Instead, Jesus tells the man to keep the other seven commandments— the horizontal ones that tell how to deal with human society.
The rich young man now tells Jesus that he has always obeyed those seven last commandments.
Jesus answers him, “You are lacking in one thing.”
You would think that now the Lord is going to tell him he has to obey also the three vertical commandments, the ones that deal face to face with God.
Instead, the Lord now gives him a commandment that is both horizontal and vertical.
If you would be perfect,
go, sell what you possess
and give to the poor…
and come, follow ME!

Jesus does not tell him to obey the first three commandments.
The first commandment is:
The Lord is your God. You shall not have strange gods before him.

Instead, Jesus tells the rich man:
Come, follow ME!
I am the Lord your God.
You shall not have strange gods before ME.
Come, follow ME!

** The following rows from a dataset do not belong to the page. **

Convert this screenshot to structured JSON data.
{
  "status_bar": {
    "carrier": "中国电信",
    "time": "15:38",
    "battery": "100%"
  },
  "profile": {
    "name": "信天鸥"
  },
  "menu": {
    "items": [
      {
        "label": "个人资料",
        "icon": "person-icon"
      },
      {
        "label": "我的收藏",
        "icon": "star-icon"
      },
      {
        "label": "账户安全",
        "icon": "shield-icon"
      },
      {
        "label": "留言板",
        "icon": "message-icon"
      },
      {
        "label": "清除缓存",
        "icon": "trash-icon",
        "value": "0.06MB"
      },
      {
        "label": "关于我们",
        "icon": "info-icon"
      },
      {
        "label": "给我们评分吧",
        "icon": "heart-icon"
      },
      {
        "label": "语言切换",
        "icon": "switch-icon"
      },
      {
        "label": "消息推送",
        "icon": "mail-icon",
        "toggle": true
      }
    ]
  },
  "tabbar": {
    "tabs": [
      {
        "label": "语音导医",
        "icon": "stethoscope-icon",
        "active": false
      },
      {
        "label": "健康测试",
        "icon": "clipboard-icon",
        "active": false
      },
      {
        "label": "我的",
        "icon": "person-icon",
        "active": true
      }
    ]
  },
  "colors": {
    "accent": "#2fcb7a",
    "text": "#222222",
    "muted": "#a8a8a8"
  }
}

That is too much to ask.
So, the man goes away in sorrow, forgotten and unnamed, unlike Joanna the famous, wealthy benefactress and disciple of the Lord.
Joanna abandoned the palace and a society-page reputation to follow a homeless preacher, spending her wealth to support him in life and death.
Joanna risked everything to go follow Jesus of Nazareth as Lord and God.
If you and I are to have eternal life, we must keep the commandments because Jesus says so.
Then, we must also value Christ more than anything else— more than houses, siblings, parents, children, or country.
Everything must take second place to Christ.
He called himself “The Truth and the Way and the Life.”
He repeats the commandment to follow him as Lord and God by giving us his Eucharistic Flesh and Blood.
What must we do to have eternal life?
He tells us:
Unless you eat my flesh
and drink my blood,
you have no life in you.
He who eats me
will live because of me,
for I am the Lord your God.

To agree to receive him in his Eucharist is to commit to following him and leaving everything else in second place at best.

UT IN OMNIBUS GLORIFICETUR DEUS
That God Be Glorified in All